Leave every picture out. Set down all the lines below exactly.

-------- Records for processing

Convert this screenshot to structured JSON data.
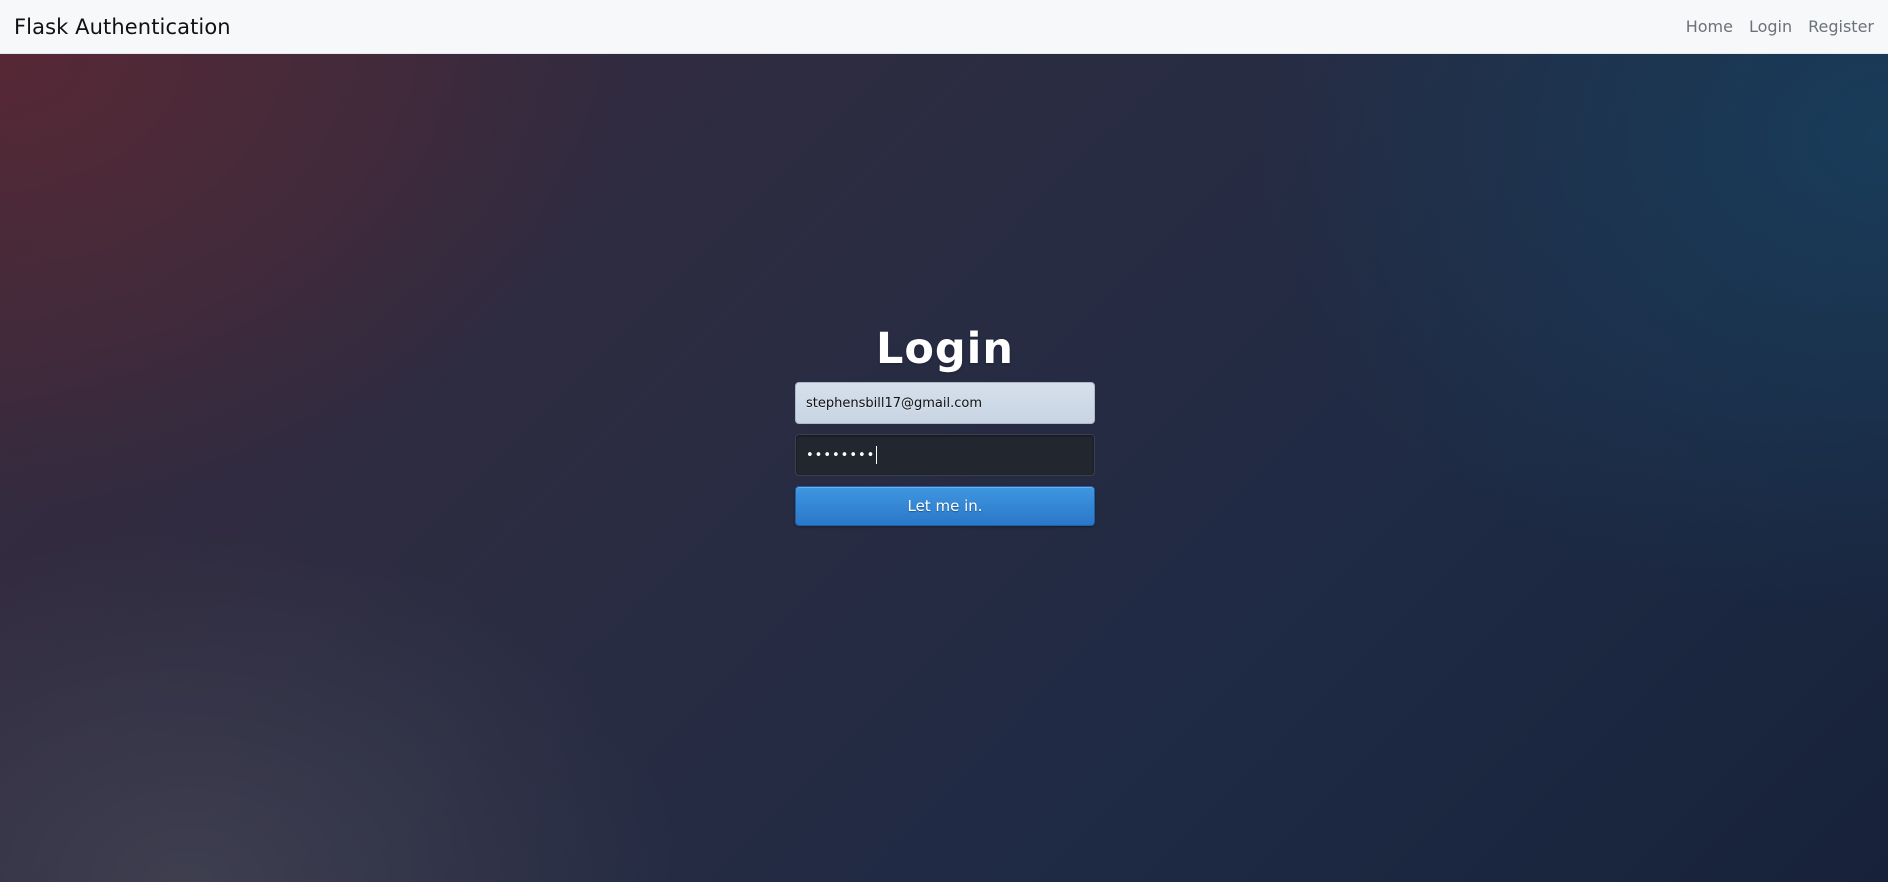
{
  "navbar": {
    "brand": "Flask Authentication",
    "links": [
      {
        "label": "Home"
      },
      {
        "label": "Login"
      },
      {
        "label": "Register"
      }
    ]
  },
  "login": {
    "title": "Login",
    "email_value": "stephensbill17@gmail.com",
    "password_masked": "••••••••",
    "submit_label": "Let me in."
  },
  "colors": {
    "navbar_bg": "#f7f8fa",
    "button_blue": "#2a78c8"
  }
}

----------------

■ **Solved exercise**:
Convert this screenshot to structured JSON data.
{
  "navbar": {
    "brand": "Flask Authentication",
    "links": [
      {
        "label": "Home"
      },
      {
        "label": "Login"
      },
      {
        "label": "Register"
      }
    ]
  },
  "login": {
    "title": "Login",
    "email_value": "stephensbill17@gmail.com",
    "password_masked": "••••••••",
    "submit_label": "Let me in."
  },
  "colors": {
    "navbar_bg": "#f7f8fa",
    "button_blue": "#2a78c8"
  }
}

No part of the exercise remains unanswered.